SEVEN more controversial smart motorways will be announced today as the government reveals a specialist unit to accelerate road upgrades.
This means around 4,000 miles of road will be converted into smart motorways, which includes having the hard shoulder removed. The unit, called (rather fittingly) the Acceleration Unit, will be part of the Department for Transport (DfT). The head of the unit, Darren Shirley, who is currently chief executive of the Campaign for Better Transport, will answer directly to transport secretary Grant Shapps. The unit is set to be up and running within a month.
Smart motorways are sections of motorway that employ variable speed limits and other management methods in order to reduce traffic. Some have “dynamic hard shoulders”, whereby hard shoulders are made into lanes during busy periods, while some have permanently open hard shoulders, which are only closed in the event of an incident.
As well as converting seven more motorways into smart motorways, the Acceleration Unit will push on with plans to build a tunnel under Stonehenge in Wiltshire, one of the UK’s most congested areas. The construction of the tunnel is still waiting on confirmation pending a review by Shapps, which is due to end in November.
Highways England will also renew its commitment to another large-scale building project, the construction of the Lower Thames Crossing, which will link Kent and Essex. The construction, which will be the biggest road-building operation since the construction of the M25 back in the seventies, is set to ease traffic on the M25. The plans have drawn the ire of environmental groups.
The Acceleration Unit has been seen as necessary by the DfT due to the delays put on road construction and projects by the coronavirus pandemic. Shapps said: “As Britain begins to get moving once again after four months of lockdown, no-one should underestimate the scale of the challenge ahead.
“We want to accelerate Britain’s recovery by investing in vital infrastructure that will help get businesses back on their feet, create jobs to replace those that have been lost and level up our country.
“The creation of our new Acceleration Unit and investment in our roads and railways will ensure we build back better, greener and faster in the future.”
According to The Times, the motorways likely to be converted are the M62, M6, M56, the M40 and M42 interchange, A1(M), M25 and the M3. This will mean that the total number of stretches of smart motorway will rise to 60 by the middle of the decade, despite widespread criticism of their safety.
A BBC Panorama programme back in January revealed that 38 people have died on smart motorways since 2015. The lack of hard shoulders means that cars that break down are often stuck in active lanes and risk being hit by other vehicles. The BBC programme found that on one section of the M25 outside London, near misses had risen by twentyfold.

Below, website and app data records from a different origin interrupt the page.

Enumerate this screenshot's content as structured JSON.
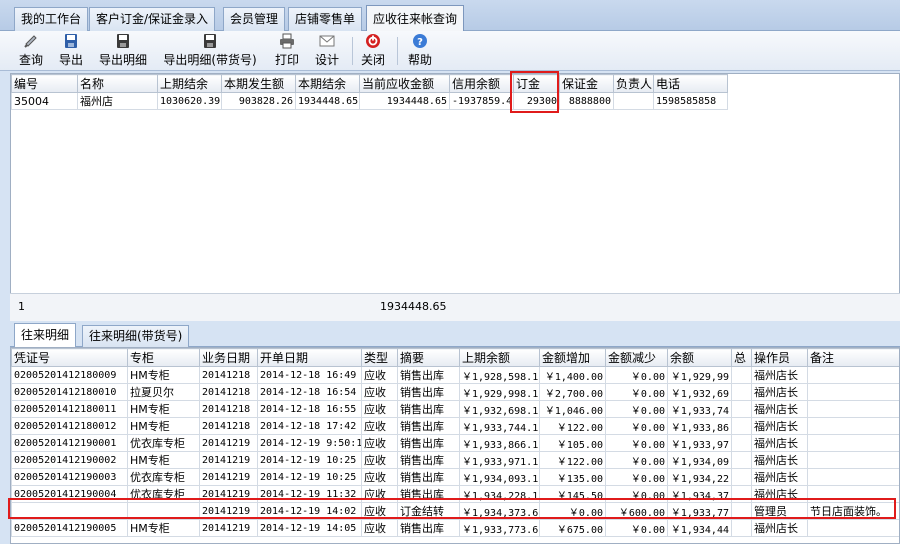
{
  "tabs": [
    "我的工作台",
    "客户订金/保证金录入",
    "会员管理",
    "店铺零售单",
    "应收往来帐查询"
  ],
  "active_tab_index": 4,
  "toolbar": [
    {
      "label": "查询",
      "icon": "search-icon"
    },
    {
      "label": "导出",
      "icon": "export-icon"
    },
    {
      "label": "导出明细",
      "icon": "export-detail-icon"
    },
    {
      "label": "导出明细(带货号)",
      "icon": "export-detail-sku-icon"
    },
    {
      "label": "打印",
      "icon": "printer-icon"
    },
    {
      "label": "设计",
      "icon": "design-icon"
    },
    {
      "label": "关闭",
      "icon": "close-icon"
    },
    {
      "label": "帮助",
      "icon": "help-icon"
    }
  ],
  "summary_table": {
    "headers": [
      "编号",
      "名称",
      "上期结余",
      "本期发生额",
      "本期结余",
      "当前应收金额",
      "信用余额",
      "订金",
      "保证金",
      "负责人",
      "电话"
    ],
    "rows": [
      [
        "35004",
        "福州店",
        "1030620.39",
        "903828.26",
        "1934448.65",
        "1934448.65",
        "-1937859.4",
        "29300",
        "8888800",
        "",
        "1598585858"
      ]
    ],
    "footer_count": "1",
    "footer_total": "1934448.65"
  },
  "detail_tabs": [
    "往来明细",
    "往来明细(带货号)"
  ],
  "active_detail_tab_index": 0,
  "detail_table": {
    "headers": [
      "凭证号",
      "专柜",
      "业务日期",
      "开单日期",
      "类型",
      "摘要",
      "上期余额",
      "金额增加",
      "金额减少",
      "余额",
      "总",
      "操作员",
      "备注"
    ],
    "rows": [
      [
        "02005201412180009",
        "HM专柜",
        "20141218",
        "2014-12-18 16:49",
        "应收",
        "销售出库",
        "￥1,928,598.1",
        "￥1,400.00",
        "￥0.00",
        "￥1,929,99",
        "",
        "福州店长",
        ""
      ],
      [
        "02005201412180010",
        "拉夏贝尔",
        "20141218",
        "2014-12-18 16:54",
        "应收",
        "销售出库",
        "￥1,929,998.1",
        "￥2,700.00",
        "￥0.00",
        "￥1,932,69",
        "",
        "福州店长",
        ""
      ],
      [
        "02005201412180011",
        "HM专柜",
        "20141218",
        "2014-12-18 16:55",
        "应收",
        "销售出库",
        "￥1,932,698.1",
        "￥1,046.00",
        "￥0.00",
        "￥1,933,74",
        "",
        "福州店长",
        ""
      ],
      [
        "02005201412180012",
        "HM专柜",
        "20141218",
        "2014-12-18 17:42",
        "应收",
        "销售出库",
        "￥1,933,744.1",
        "￥122.00",
        "￥0.00",
        "￥1,933,86",
        "",
        "福州店长",
        ""
      ],
      [
        "02005201412190001",
        "优衣库专柜",
        "20141219",
        "2014-12-19 9:50:1",
        "应收",
        "销售出库",
        "￥1,933,866.1",
        "￥105.00",
        "￥0.00",
        "￥1,933,97",
        "",
        "福州店长",
        ""
      ],
      [
        "02005201412190002",
        "HM专柜",
        "20141219",
        "2014-12-19 10:25",
        "应收",
        "销售出库",
        "￥1,933,971.1",
        "￥122.00",
        "￥0.00",
        "￥1,934,09",
        "",
        "福州店长",
        ""
      ],
      [
        "02005201412190003",
        "优衣库专柜",
        "20141219",
        "2014-12-19 10:25",
        "应收",
        "销售出库",
        "￥1,934,093.1",
        "￥135.00",
        "￥0.00",
        "￥1,934,22",
        "",
        "福州店长",
        ""
      ],
      [
        "02005201412190004",
        "优衣库专柜",
        "20141219",
        "2014-12-19 11:32",
        "应收",
        "销售出库",
        "￥1,934,228.1",
        "￥145.50",
        "￥0.00",
        "￥1,934,37",
        "",
        "福州店长",
        ""
      ],
      [
        "",
        "",
        "20141219",
        "2014-12-19 14:02",
        "应收",
        "订金结转",
        "￥1,934,373.6",
        "￥0.00",
        "￥600.00",
        "￥1,933,77",
        "",
        "管理员",
        "节日店面装饰。"
      ],
      [
        "02005201412190005",
        "HM专柜",
        "20141219",
        "2014-12-19 14:05",
        "应收",
        "销售出库",
        "￥1,933,773.6",
        "￥675.00",
        "￥0.00",
        "￥1,934,44",
        "",
        "福州店长",
        ""
      ]
    ]
  },
  "highlight_color": "#e01b1b"
}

Despite this, the government maintains that smart motorways are safer than the traditional alternative. In response to criticism that surfaced in January, the government posted a statement that said: “Smart motorways have a range of protection measures in place which are not present on other types of high-speed roads. These include CCTV coverage, sensors to detect the flow and speed of traffic, electronic signs to close lanes, display warning messages and slow down approaching traffic.”